** Opening Given records block **

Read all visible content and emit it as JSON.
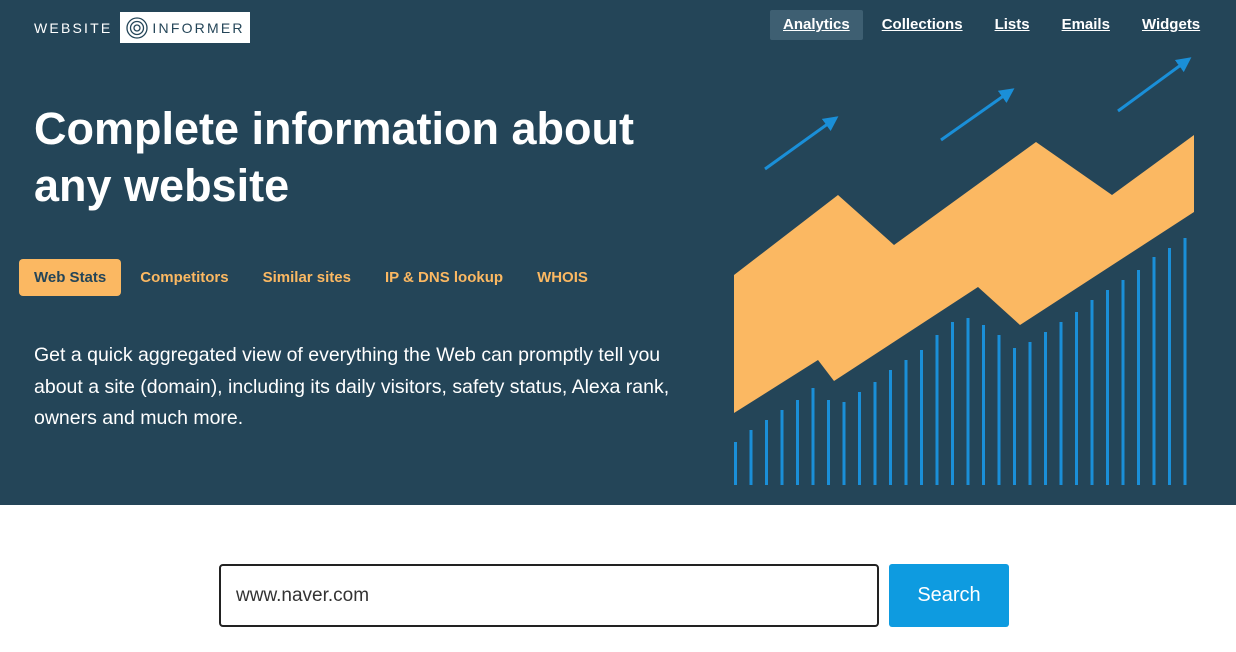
{
  "logo": {
    "left_text": "WEBSITE",
    "right_text": "INFORMER"
  },
  "nav": {
    "items": [
      {
        "label": "Analytics"
      },
      {
        "label": "Collections"
      },
      {
        "label": "Lists"
      },
      {
        "label": "Emails"
      },
      {
        "label": "Widgets"
      }
    ],
    "active": "Analytics"
  },
  "hero": {
    "headline_line1": "Complete information about",
    "headline_line2": "any website",
    "tabs": [
      {
        "label": "Web Stats"
      },
      {
        "label": "Competitors"
      },
      {
        "label": "Similar sites"
      },
      {
        "label": "IP & DNS lookup"
      },
      {
        "label": "WHOIS"
      }
    ],
    "active_tab": "Web Stats",
    "description": "Get a quick aggregated view of everything the Web can promptly tell you about a site (domain), including its daily visitors, safety status, Alexa rank, owners and much more."
  },
  "search": {
    "value": "www.naver.com",
    "button_label": "Search"
  },
  "colors": {
    "hero_bg": "#244558",
    "accent_orange": "#fbb862",
    "accent_blue": "#1a8fd8",
    "button_blue": "#0e9be0"
  }
}
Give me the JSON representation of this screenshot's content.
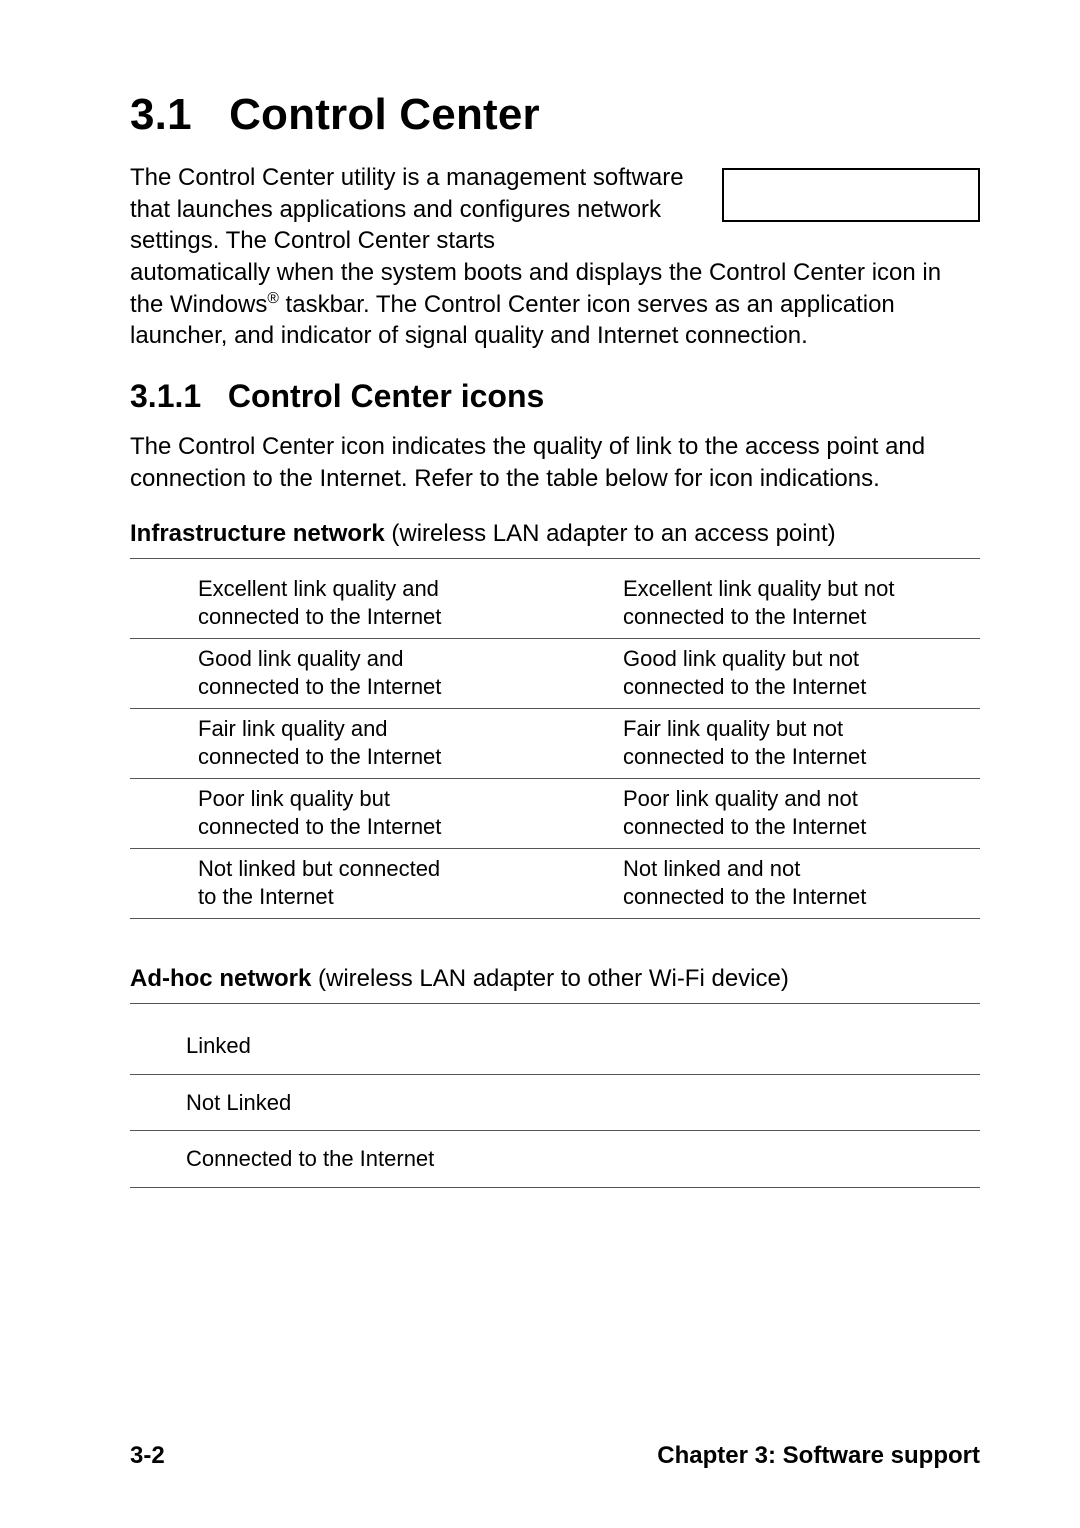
{
  "heading": {
    "number": "3.1",
    "title": "Control Center"
  },
  "intro_part1": "The Control Center utility is a management software that launches applications and configures network settings. The Control Center starts",
  "intro_part2_a": "automatically when the system boots and displays the Control Center icon in the Windows",
  "intro_part2_b": " taskbar. The Control Center icon serves as an application launcher, and indicator of signal quality and Internet connection.",
  "reg": "®",
  "sub1": {
    "number": "3.1.1",
    "title": "Control Center icons"
  },
  "sub1_para": "The Control Center icon indicates the quality of link to the access point and connection to the Internet. Refer to the table below for icon indications.",
  "infra_label_bold": "Infrastructure network",
  "infra_label_rest": " (wireless LAN adapter to an access point)",
  "infra_rows": [
    {
      "l1": "Excellent link quality and",
      "l2": "connected to the Internet",
      "r1": "Excellent link quality but not",
      "r2": "connected to the Internet"
    },
    {
      "l1": "Good link quality and",
      "l2": "connected to the Internet",
      "r1": "Good link quality but not",
      "r2": "connected to the Internet"
    },
    {
      "l1": "Fair link quality and",
      "l2": "connected to the Internet",
      "r1": "Fair link quality but not",
      "r2": "connected to the Internet"
    },
    {
      "l1": "Poor link quality but",
      "l2": "connected to the Internet",
      "r1": "Poor link quality and not",
      "r2": "connected to the Internet"
    },
    {
      "l1": "Not linked but connected",
      "l2": "to the Internet",
      "r1": "Not linked and not",
      "r2": "connected to the Internet"
    }
  ],
  "adhoc_label_bold": "Ad-hoc network",
  "adhoc_label_rest": " (wireless LAN adapter to other Wi-Fi device)",
  "adhoc_rows": [
    {
      "text": "Linked"
    },
    {
      "text": "Not Linked"
    },
    {
      "text": "Connected to the Internet"
    }
  ],
  "footer": {
    "page": "3-2",
    "chapter": "Chapter 3: Software support"
  }
}
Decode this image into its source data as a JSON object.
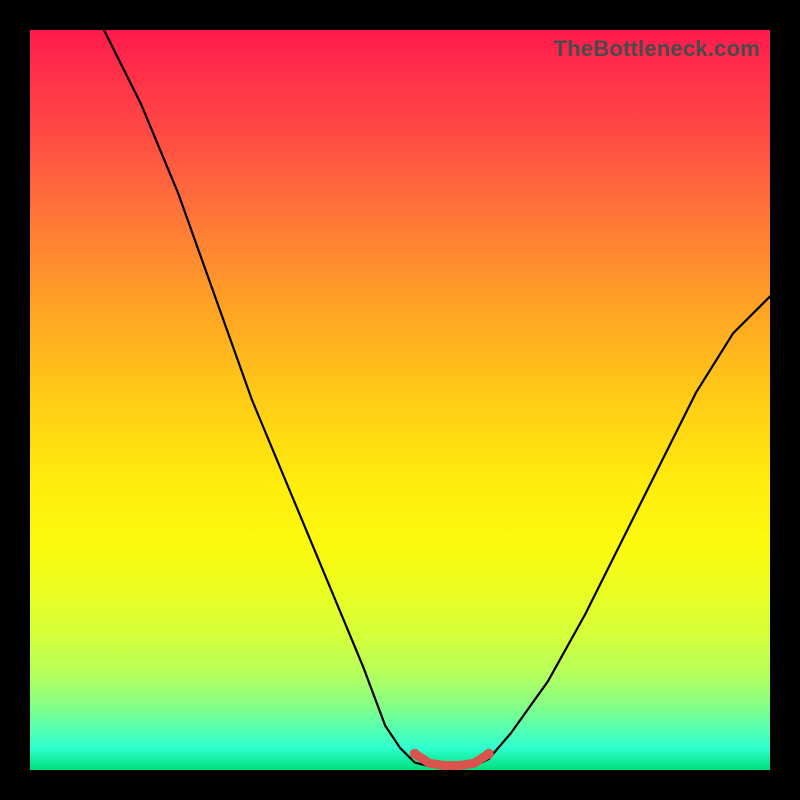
{
  "watermark": "TheBottleneck.com",
  "chart_data": {
    "type": "line",
    "title": "",
    "xlabel": "",
    "ylabel": "",
    "xlim": [
      0,
      100
    ],
    "ylim": [
      0,
      100
    ],
    "series": [
      {
        "name": "bottleneck-curve",
        "color": "#000000",
        "stroke_width": 2.2,
        "x": [
          10,
          15,
          20,
          25,
          30,
          35,
          40,
          45,
          48,
          50,
          52,
          54,
          56,
          58,
          60,
          62,
          65,
          70,
          75,
          80,
          85,
          90,
          95,
          100
        ],
        "y": [
          100,
          90,
          78,
          64,
          50,
          38,
          26,
          14,
          6,
          3,
          1,
          0.5,
          0.5,
          0.5,
          0.5,
          1.5,
          5,
          12,
          21,
          31,
          41,
          51,
          59,
          64
        ]
      },
      {
        "name": "optimal-zone",
        "color": "#d9534f",
        "stroke_width": 9,
        "x": [
          52,
          54,
          56,
          58,
          60,
          62
        ],
        "y": [
          2.2,
          0.9,
          0.6,
          0.6,
          0.9,
          2.2
        ]
      }
    ]
  }
}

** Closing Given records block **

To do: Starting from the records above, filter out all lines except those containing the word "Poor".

Exercise solution:
      "l1": "Poor link quality but",
      "r1": "Poor link quality and not",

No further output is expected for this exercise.